About this task
Going through the entries below, count each line that holds "clear" and give only the total.

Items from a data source
=-=-=

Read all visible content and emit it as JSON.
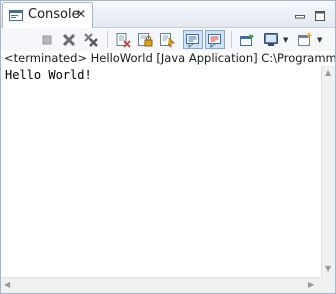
{
  "tab": {
    "label": "Console",
    "close": "✕",
    "icon": "console-icon"
  },
  "window_controls": {
    "minimize": "minimize-icon",
    "maximize": "maximize-icon"
  },
  "toolbar": {
    "buttons": [
      {
        "name": "terminate-button",
        "icon": "stop-icon"
      },
      {
        "name": "remove-launch-button",
        "icon": "remove-icon"
      },
      {
        "name": "remove-all-terminated-button",
        "icon": "remove-all-icon"
      },
      {
        "name": "clear-console-button",
        "icon": "clear-console-icon"
      },
      {
        "name": "scroll-lock-button",
        "icon": "scroll-lock-icon"
      },
      {
        "name": "word-wrap-button",
        "icon": "word-wrap-icon"
      },
      {
        "name": "show-on-stdout-button",
        "icon": "stdout-icon",
        "pressed": true
      },
      {
        "name": "show-on-stderr-button",
        "icon": "stderr-icon",
        "pressed": true
      },
      {
        "name": "pin-console-button",
        "icon": "pin-icon"
      },
      {
        "name": "display-selected-console-button",
        "icon": "monitor-icon"
      },
      {
        "name": "open-console-button",
        "icon": "new-console-icon"
      }
    ]
  },
  "status": {
    "text": "<terminated> HelloWorld [Java Application] C:\\Programme\\Ja"
  },
  "console": {
    "output": "Hello World!"
  },
  "colors": {
    "accent": "#cde3f7",
    "border": "#a9b6c8",
    "background": "#e9eef5"
  }
}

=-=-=

Exercise response
2